Stepping out of Rollins and Bowie shadows, globe-trotting guitarist forgets about his worries and his strife.
Not a household name, Chris Haskett has long been kept in high esteem by his peers and heroes yet, even quarter-century into solo career, he still seems to be proving something to the audience – and, perhaps, to himself, too. Whether this four-number funk-fusion EP, a nod to Jeff Beck, will change the public’s perception of Haskett as an independent artistic entity, as opposed to accompanist to stars. is a moot point, although such a well-wired attempt to weld concert recordings to studio tracks – an indication that a subsequent covers album may be anything but ordinary – should deserve a lot of laud. Sadly, there’s a slightly schematic approach to tunes on “Insufficient Necessities” which are riff-based and offer not so much in terms of melodic development.

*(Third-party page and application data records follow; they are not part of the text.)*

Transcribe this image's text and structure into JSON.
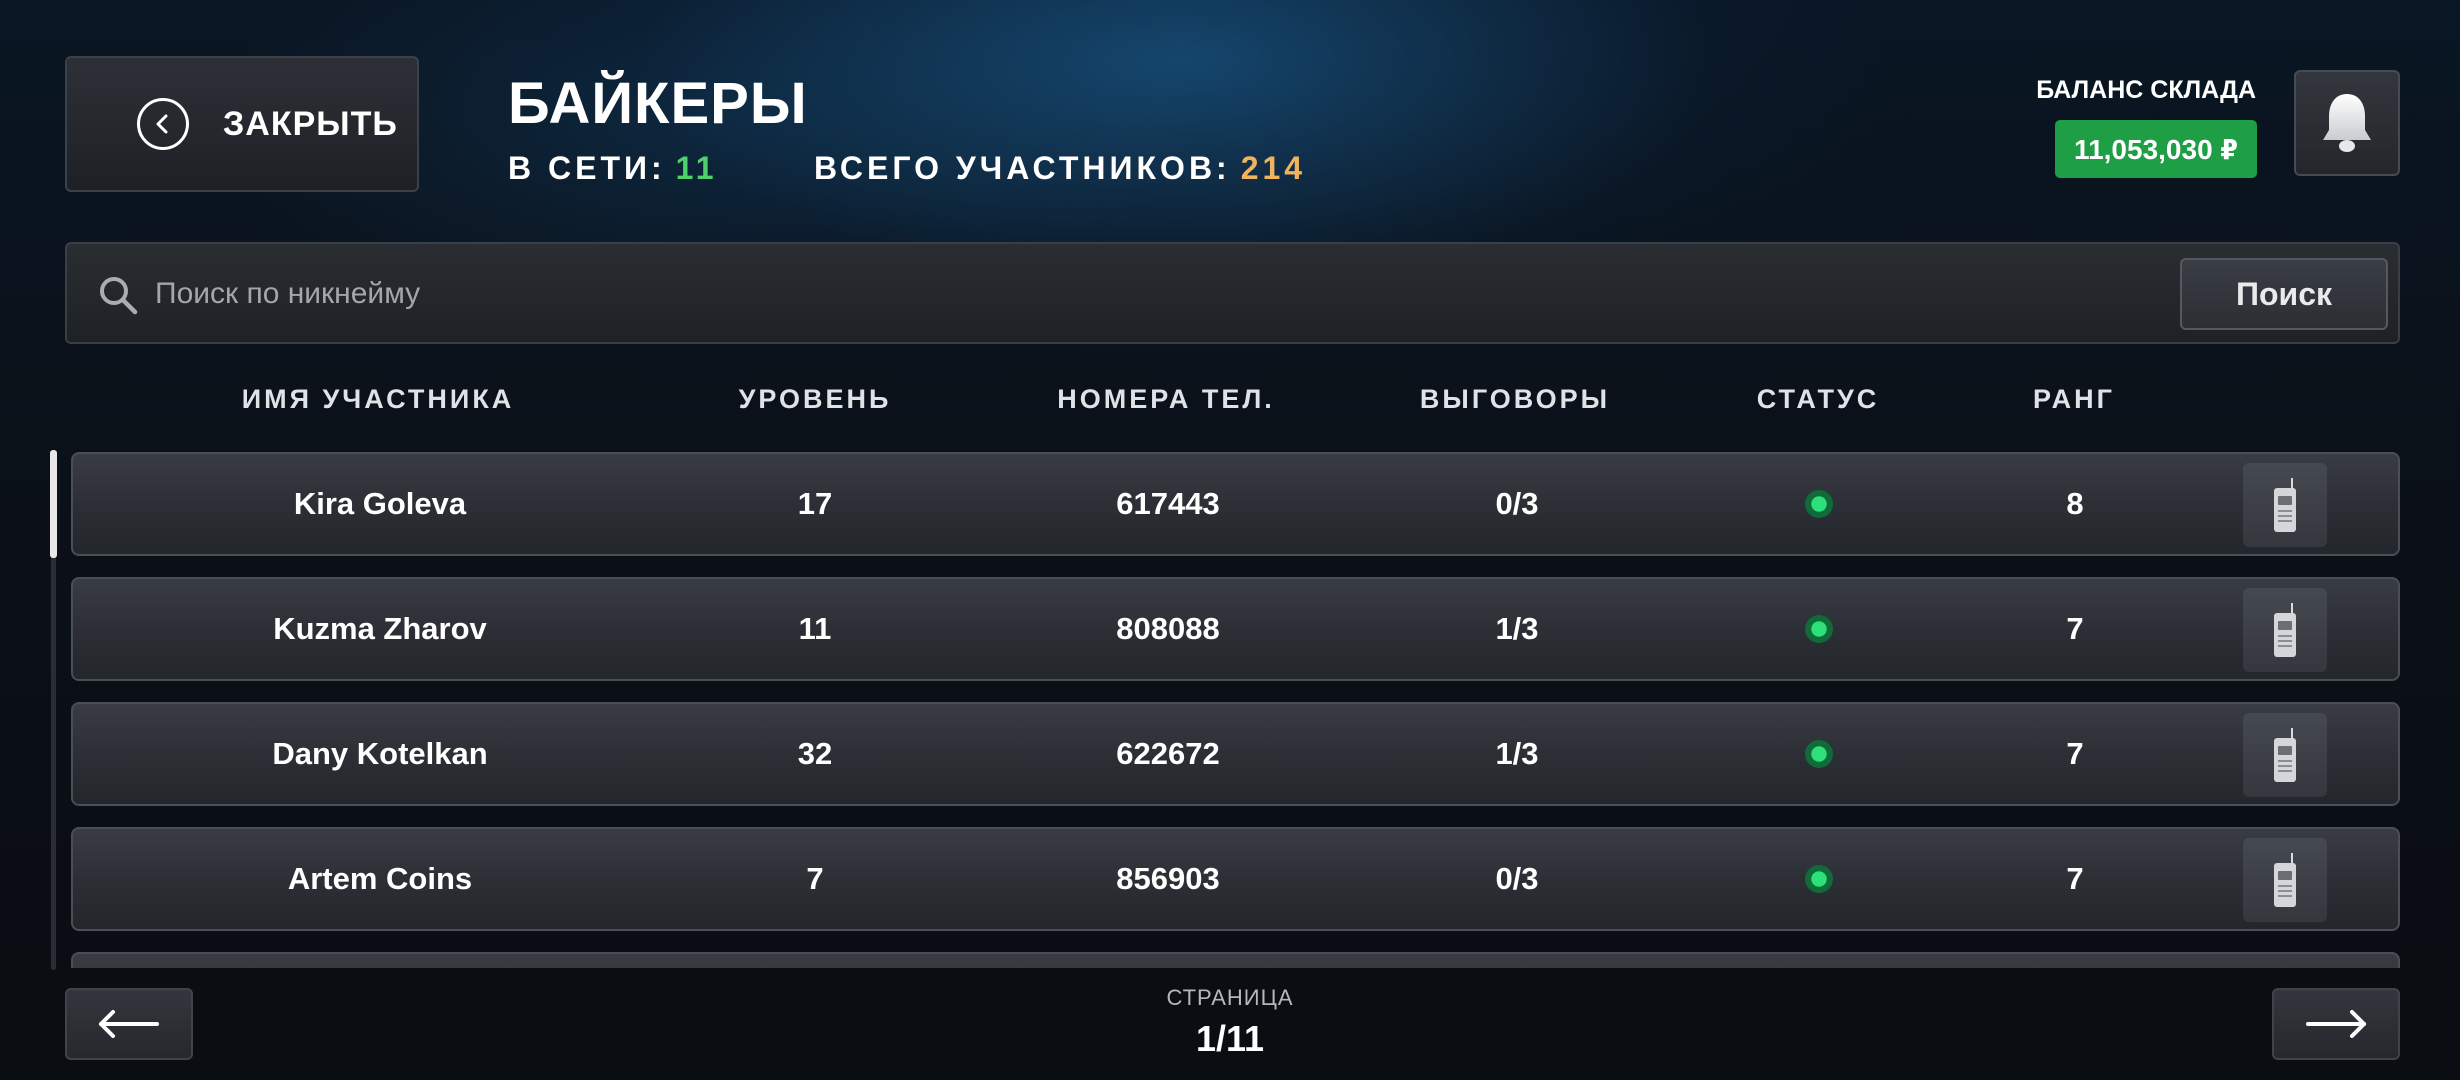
{
  "header": {
    "close_label": "ЗАКРЫТЬ",
    "title": "БАЙКЕРЫ",
    "online_label": "В СЕТИ:",
    "online_count": "11",
    "total_label": "ВСЕГО УЧАСТНИКОВ:",
    "total_count": "214",
    "balance_label": "БАЛАНС СКЛАДА",
    "balance_value": "11,053,030 ₽"
  },
  "search": {
    "placeholder": "Поиск по никнейму",
    "value": "",
    "button_label": "Поиск"
  },
  "columns": [
    "ИМЯ УЧАСТНИКА",
    "УРОВЕНЬ",
    "НОМЕРА ТЕЛ.",
    "ВЫГОВОРЫ",
    "СТАТУС",
    "РАНГ"
  ],
  "members": [
    {
      "name": "Kira Goleva",
      "level": "17",
      "phone": "617443",
      "warnings": "0/3",
      "status": "online",
      "rank": "8"
    },
    {
      "name": "Kuzma Zharov",
      "level": "11",
      "phone": "808088",
      "warnings": "1/3",
      "status": "online",
      "rank": "7"
    },
    {
      "name": "Dany Kotelkan",
      "level": "32",
      "phone": "622672",
      "warnings": "1/3",
      "status": "online",
      "rank": "7"
    },
    {
      "name": "Artem Coins",
      "level": "7",
      "phone": "856903",
      "warnings": "0/3",
      "status": "online",
      "rank": "7"
    }
  ],
  "pagination": {
    "label": "СТРАНИЦА",
    "current": "1/11"
  },
  "colors": {
    "online_green": "#4ed06b",
    "total_orange": "#f1b45e",
    "balance_bg": "#1f9f45",
    "status_dot": "#2de07a"
  },
  "icons": {
    "close": "chevron-left-circle-icon",
    "bell": "bell-icon",
    "search": "search-icon",
    "row_action": "walkie-talkie-icon",
    "prev": "arrow-left-icon",
    "next": "arrow-right-icon"
  }
}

Quite possibly, this is the entire reasoning behind the tellingly titled “Dodge ‘Em” whose start-stop stumble is contagious, with harmonies attached to every six-string note as if to take the listener away from a demo-quality groove towards a viscous bluesy solo, while “Ivy City” has a nice spank to its playful, percussion-spiced pogo. That’s where Chris’ instrumental attack delicately comes alive, for “Hoof-DEEE!” to reveal a boogie organ grinding underneath the piece’s hard veneer to make his filigree lines more pronounced, before the unhurried “Going Back” rides cymbals into the sunset with much grace. As repeated spins highlight previously unheard details, the EP must bring joy not only to fans of name musicians Haskett helped but also to those willing to follow him on an individual path.